More than anything else, “The Talented Miss Highsmith” shows the sheer hard work and dedication that Highsmith poured into her craft. For fuel, she drew on her personal rage and dark view of the world. The results are novels and short stories that grind their way into your head and stick. Schenkar calls it “Highsmith Country.” It has a population of one, writes Schenkar, and it’s “a territory so psychologically threatening that even her most devoted readers hope never to recognize themselves in its pages.”
As a person, Patricia Highsmith is unsettled, dark, rocky, feisty, irascible, grumpy, quick-tempered and deeply self-centered. There is much to learn from Joan Schenkar’s in-depth probing of Highsmith’s journals. Her early life, her time as a writer for comics, her odd attitudes about cats and dogs, her love of snails, her ability to drink (and drink), her bumpy relationships with agents and editors, and her love affairs with a long string of women (and one or two men).
There are also the odd bits about Highsmith’s enjoyment from ironing clothes, her endless list-making, her sense of order, her vagabond nature, her hatred of the taxman and many other such details that provide fascinating glue to the biography.
Such as her ability to find pleasure in dentist chair gas: “My sensations under gas are really too compelling for me to ignore any longer…a recurrent pattern with cosmic suggestions. They have made me feel I was all consciousness that ever existed, that in this black bowl at whose perimeter the bouncing rabbit, the bouncing rubber ball races, I feel all sensations, wisdom, achievements, potentialities, and the stupendous failure of the stupendous experiment of the Human Race.”
Schenkar’s style is cool, straightforward.

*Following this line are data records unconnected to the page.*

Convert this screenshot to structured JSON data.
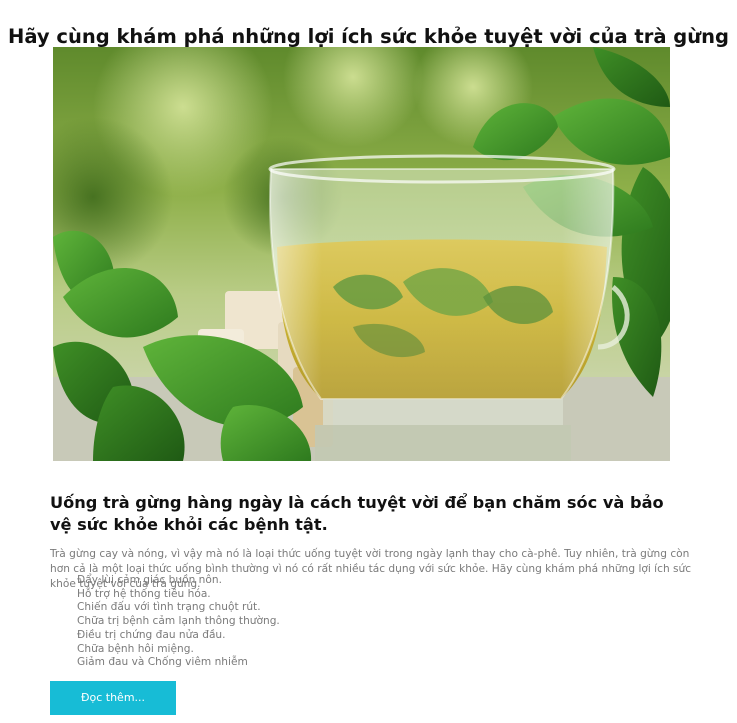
{
  "page": {
    "title": "Hãy cùng khám phá những lợi ích sức khỏe tuyệt vời của trà gừng"
  },
  "hero_image": {
    "subject": "glass-cup-of-ginger-tea-with-mint-leaves"
  },
  "article": {
    "subtitle": "Uống trà gừng hàng ngày là cách tuyệt vời để bạn chăm sóc và bảo vệ sức khỏe khỏi các bệnh tật.",
    "intro": "Trà gừng cay và nóng, vì vậy mà nó là loại thức uống tuyệt vời trong ngày lạnh thay cho cà-phê. Tuy nhiên, trà gừng còn hơn cả là một loại thức uống bình thường vì nó có rất nhiều tác dụng với sức khỏe. Hãy cùng khám phá những lợi ích sức khỏe tuyệt vời của trà gừng.",
    "benefits": [
      "Đẩy lùi cảm giác buồn nôn.",
      "Hỗ trợ hệ thống tiêu hóa.",
      "Chiến đấu với tình trạng chuột rút.",
      "Chữa trị bệnh cảm lạnh thông thường.",
      "Điều trị chứng đau nửa đầu.",
      "Chữa bệnh hôi miệng.",
      "Giảm đau và Chống viêm nhiễm"
    ],
    "read_more_label": "Đọc thêm..."
  },
  "colors": {
    "button_bg": "#17bcd6",
    "button_text": "#ffffff",
    "heading_text": "#111111",
    "body_text": "#7b7b7b"
  }
}
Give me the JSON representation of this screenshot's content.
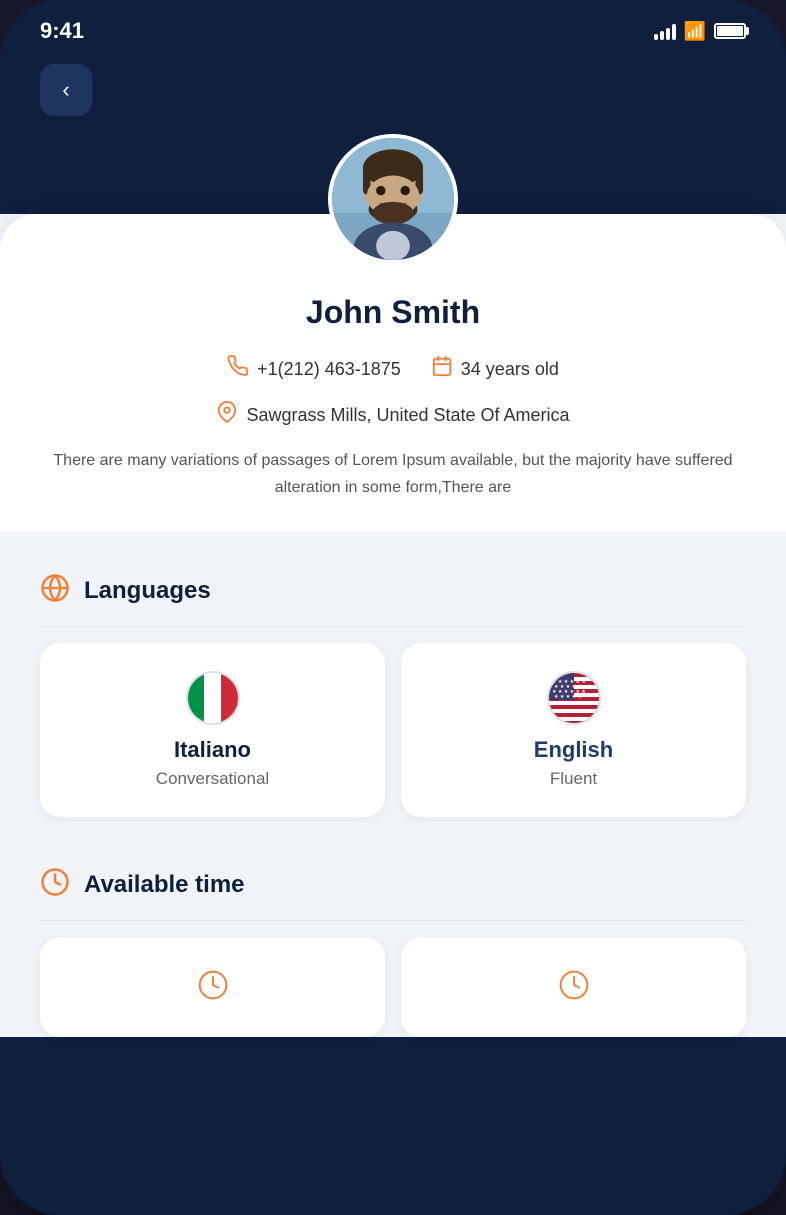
{
  "status_bar": {
    "time": "9:41"
  },
  "header": {
    "back_label": "‹"
  },
  "profile": {
    "name": "John Smith",
    "phone": "+1(212) 463-1875",
    "age": "34 years old",
    "location": "Sawgrass Mills, United State Of America",
    "bio": "There are many variations of passages of Lorem Ipsum available, but the majority have suffered alteration in some form,There are"
  },
  "languages": {
    "section_title": "Languages",
    "items": [
      {
        "name": "Italiano",
        "level": "Conversational",
        "flag_type": "italy"
      },
      {
        "name": "English",
        "level": "Fluent",
        "flag_type": "usa"
      }
    ]
  },
  "available_time": {
    "section_title": "Available time"
  },
  "icons": {
    "phone_icon": "📞",
    "calendar_icon": "📅",
    "location_icon": "📍",
    "globe_icon": "🌐",
    "clock_icon": "🕐"
  },
  "colors": {
    "orange": "#f0813a",
    "dark_blue": "#0f1f3d",
    "card_bg": "#f0f4f8"
  }
}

Schenkar marvels at Highsmith’s talents but this biography is warts-and-all approach. More than anything, “The Talented Miss Highsmith” shows how Patricia Highsmith was the embodiment of contradictions and turmoil.
“She began keeping her cahiers the month she entered Barnard and she started the diaries when she was twenty. The journals gave her an opportunity to continually renew her vows for the only lasting `marriage’ she ever made: the union that joined her intense rushes of feeling with her compelling need to commit them to paper. The fact that she repeated those vows dressed more like a groom than a bride and she usually do so in a counterfeit ‘male voice’ (‘I am a strong man, like Chaucer, like Shakespeare, like Joe Louis’) was merely one of the ways her obsessions colored her work,” writes Schenkar.

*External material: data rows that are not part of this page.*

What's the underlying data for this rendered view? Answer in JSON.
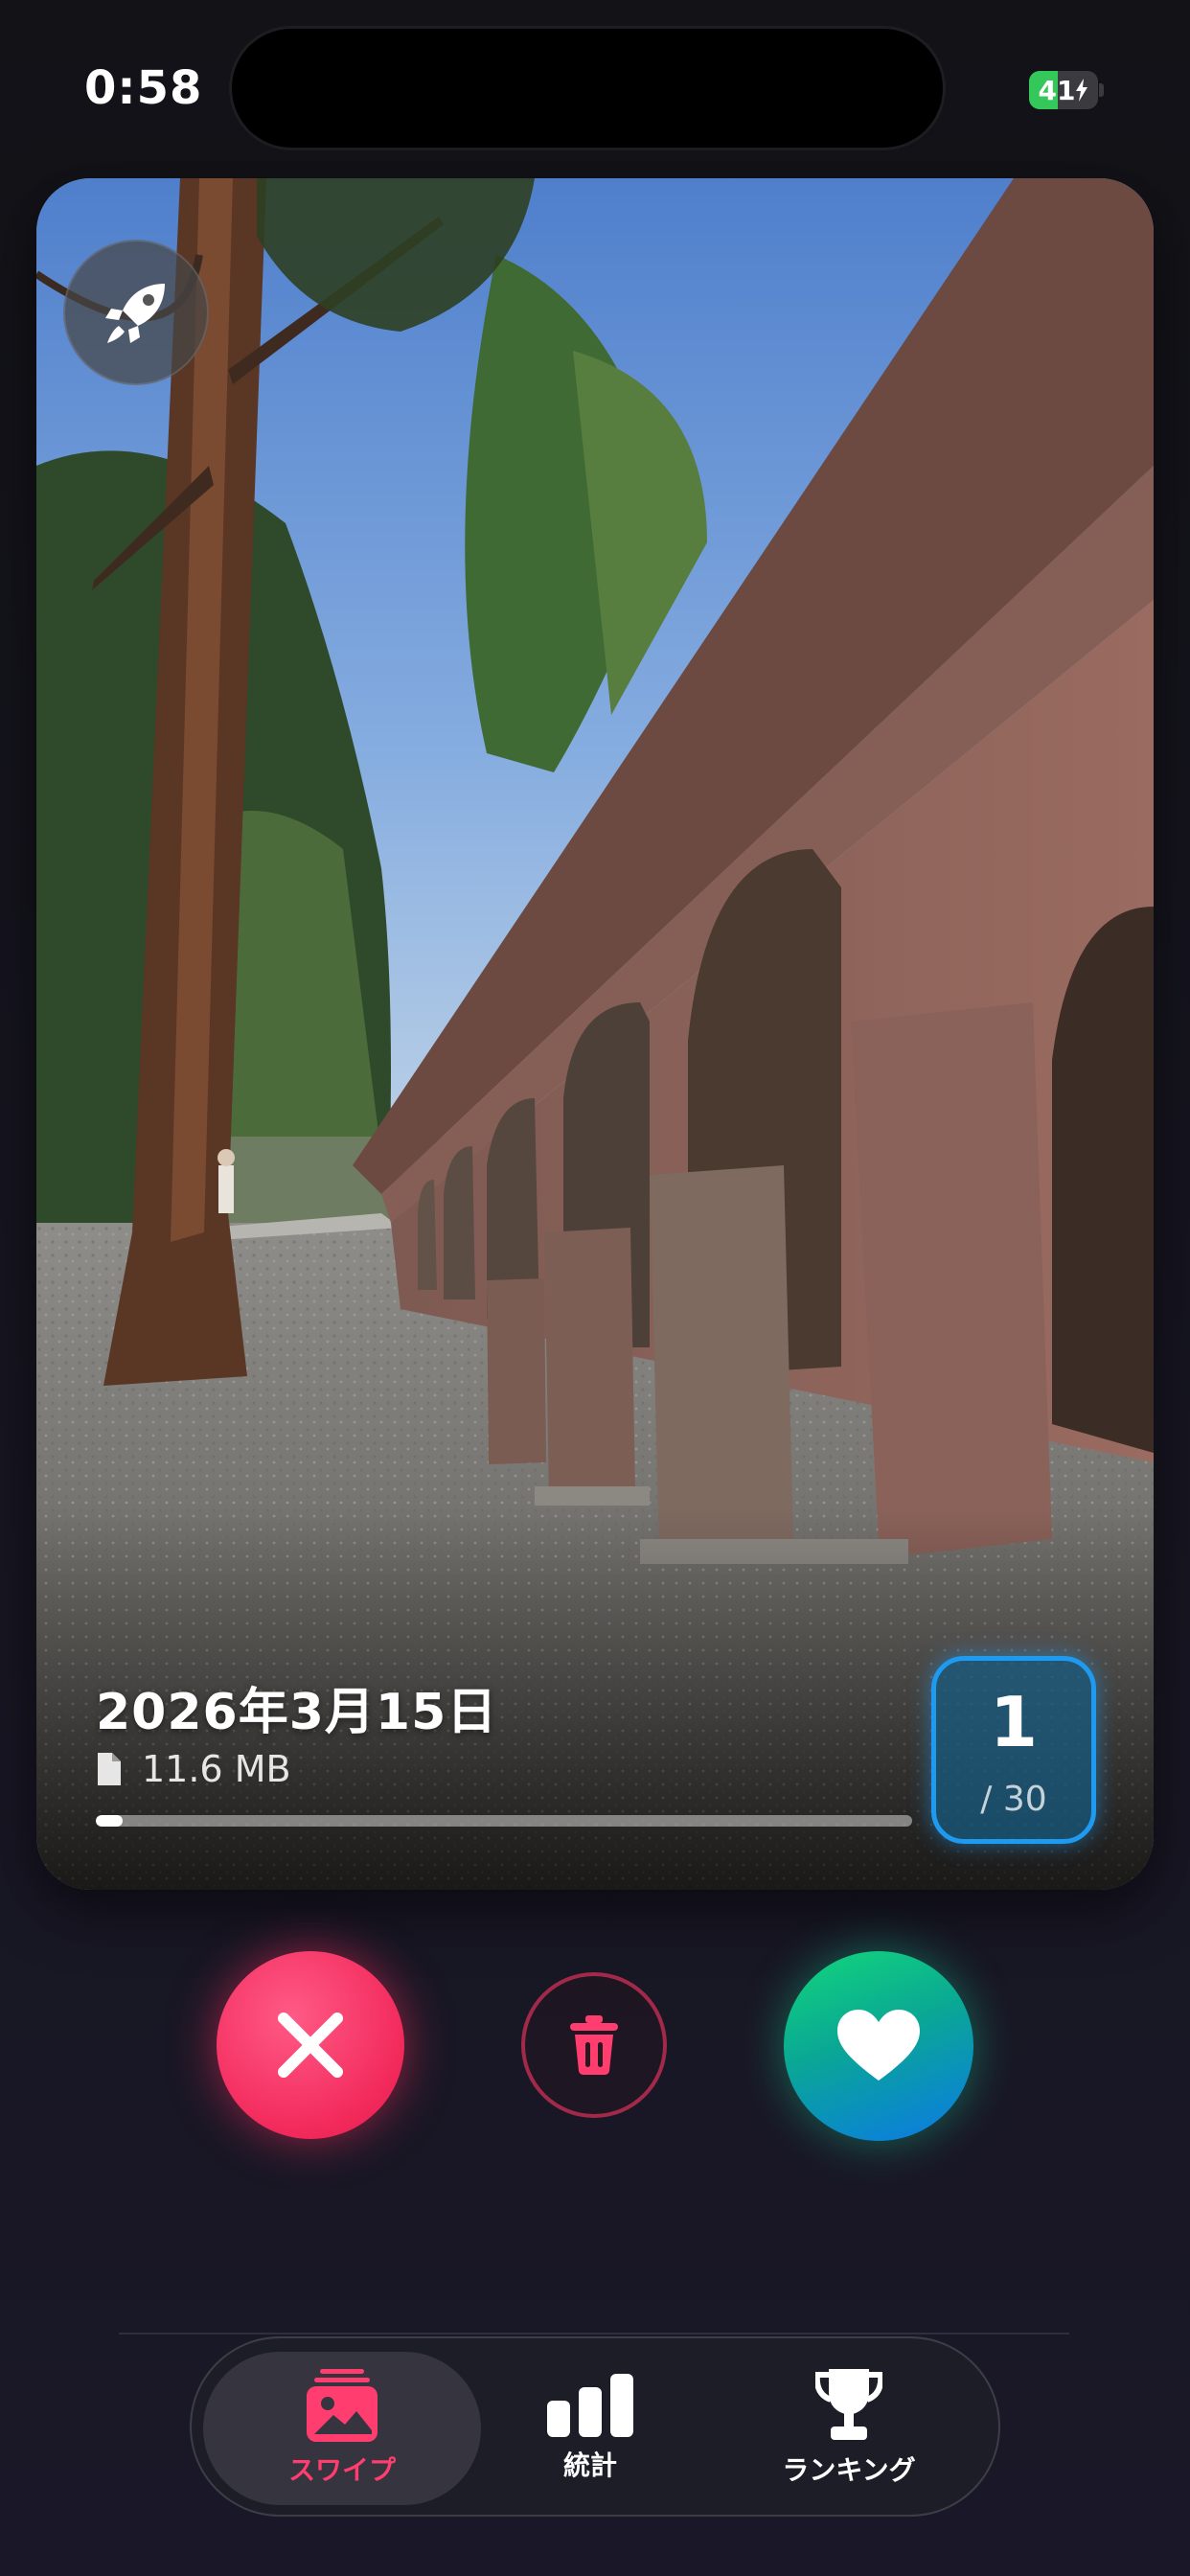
{
  "status_bar": {
    "time": "0:58",
    "battery_level": "41",
    "battery_fraction": 0.41,
    "battery_charging": true
  },
  "photo_card": {
    "boost_icon": "rocket-icon",
    "date": "2026年3月15日",
    "file_icon": "document-icon",
    "file_size": "11.6 MB",
    "progress_fraction": 0.0333,
    "counter": {
      "current": "1",
      "total": "/ 30"
    }
  },
  "actions": {
    "reject_icon": "close-icon",
    "delete_icon": "trash-icon",
    "like_icon": "heart-icon"
  },
  "tab_bar": {
    "active": "swipe",
    "tabs": [
      {
        "id": "swipe",
        "label": "スワイプ",
        "icon": "photo-stack-icon"
      },
      {
        "id": "stats",
        "label": "統計",
        "icon": "bar-chart-icon"
      },
      {
        "id": "ranking",
        "label": "ランキング",
        "icon": "trophy-icon"
      }
    ]
  },
  "colors": {
    "reject": "#f2295b",
    "like_start": "#12d67a",
    "like_end": "#0b79e6",
    "badge_border": "#1e9bf0",
    "active_tab": "#ff3d6e",
    "battery": "#34c759"
  }
}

Reading “The Talented Miss Highsmith” might make you want to go back and reconsider her classics. It might also prompt you to dig up a few lesser-known works, “This Sweet Sickness” or “The Cry of the Owl.” I know I’ll be looking for a few short stories I missed.
Such dark, compelling stories aren’t just pulled from thin air by a writer trying to conjure up something moving. Schenkar shows they are the product of an artist finding a way to express herself, to react to her feelings and emotions and pour those out in print.

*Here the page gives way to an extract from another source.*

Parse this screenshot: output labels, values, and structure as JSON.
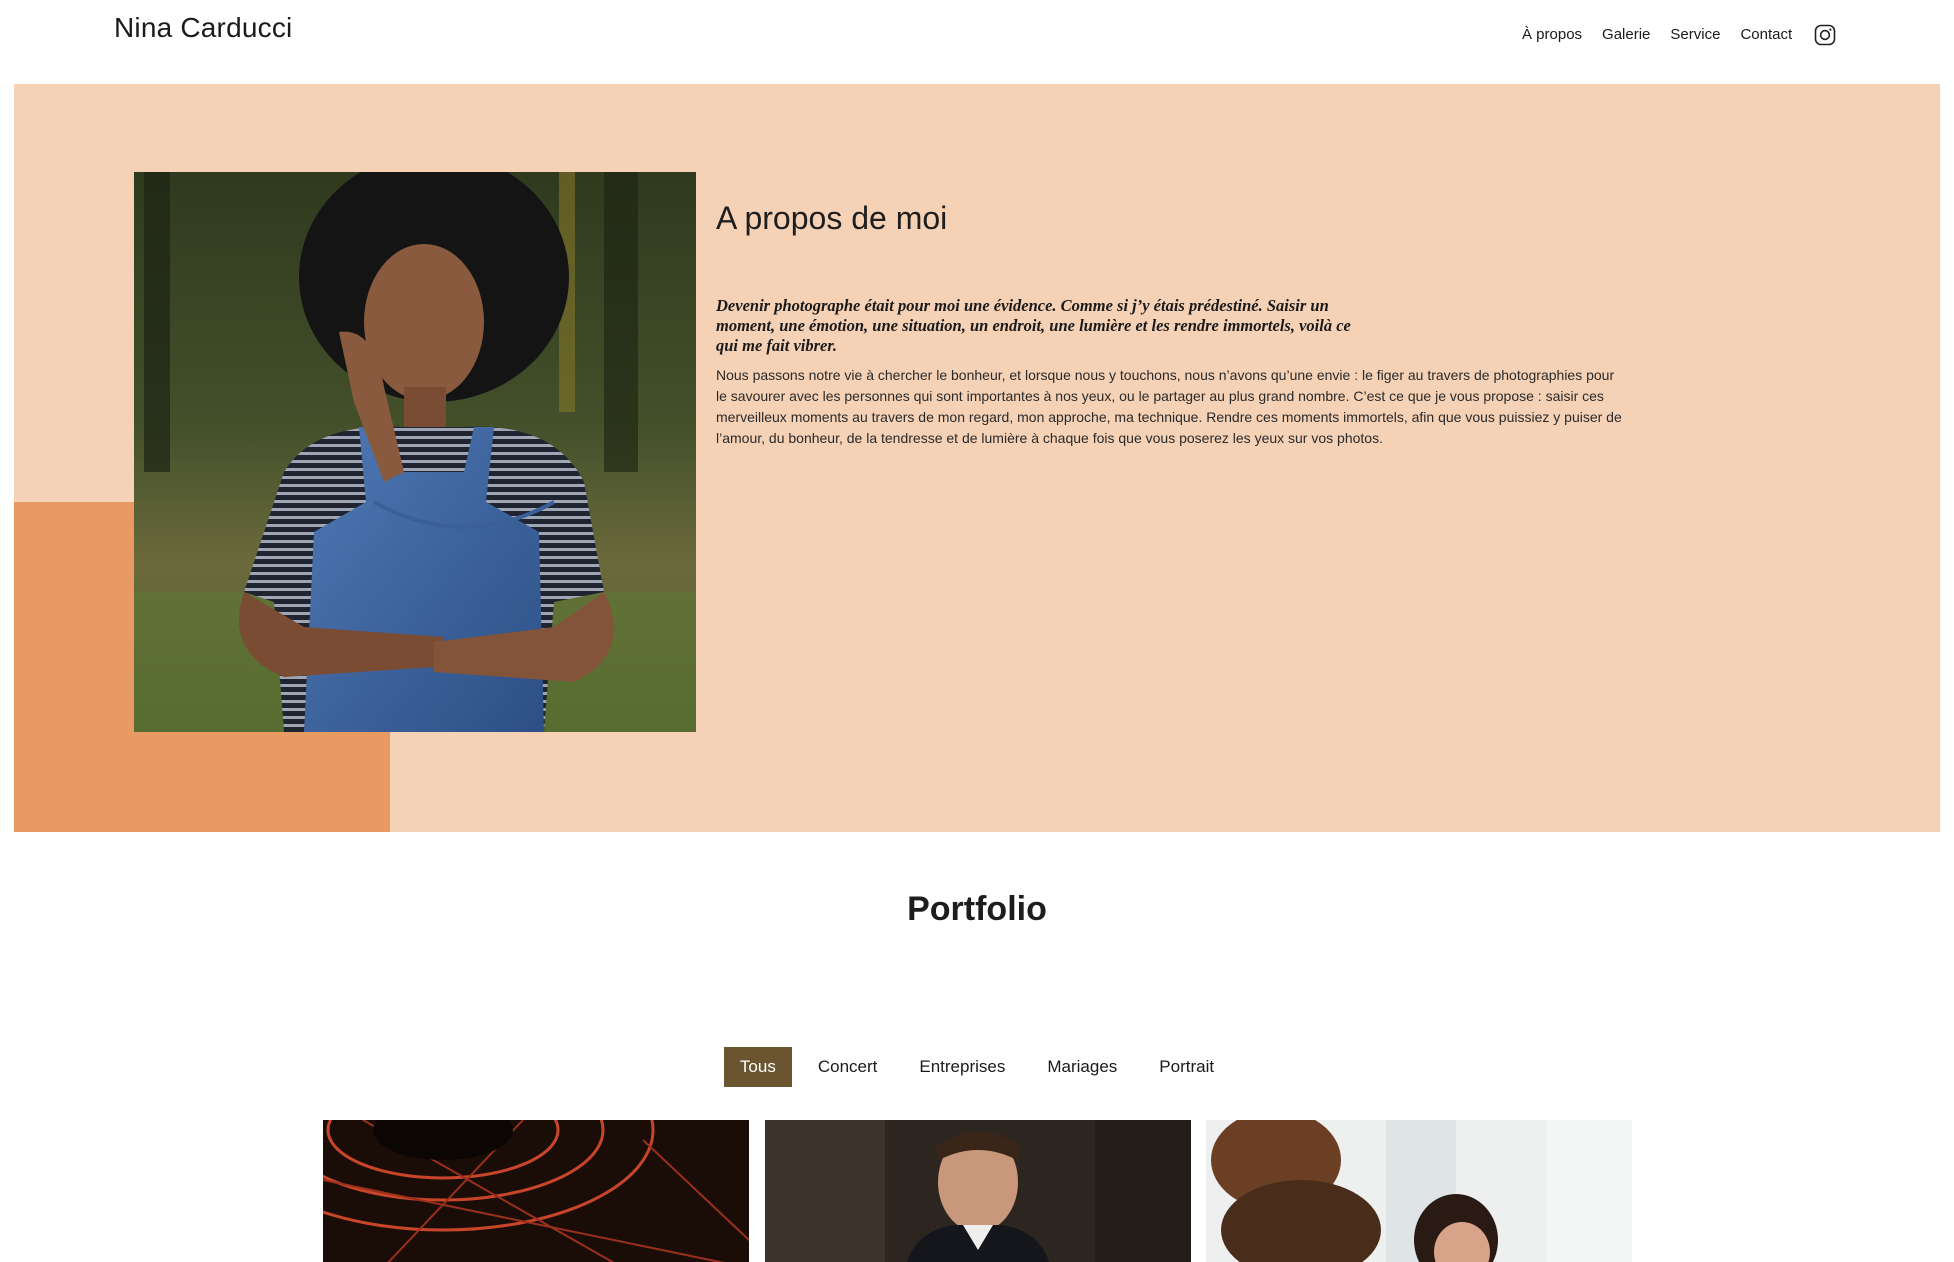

Writes Schenkar: “She kept her central would–that terrible certainty that she was cursed at birth and was, really, nobody’s child–stubbornly intact (she could not have done otherwise), and she found a foundation of inspiration in it, although not beauty or peace, for a very long time.”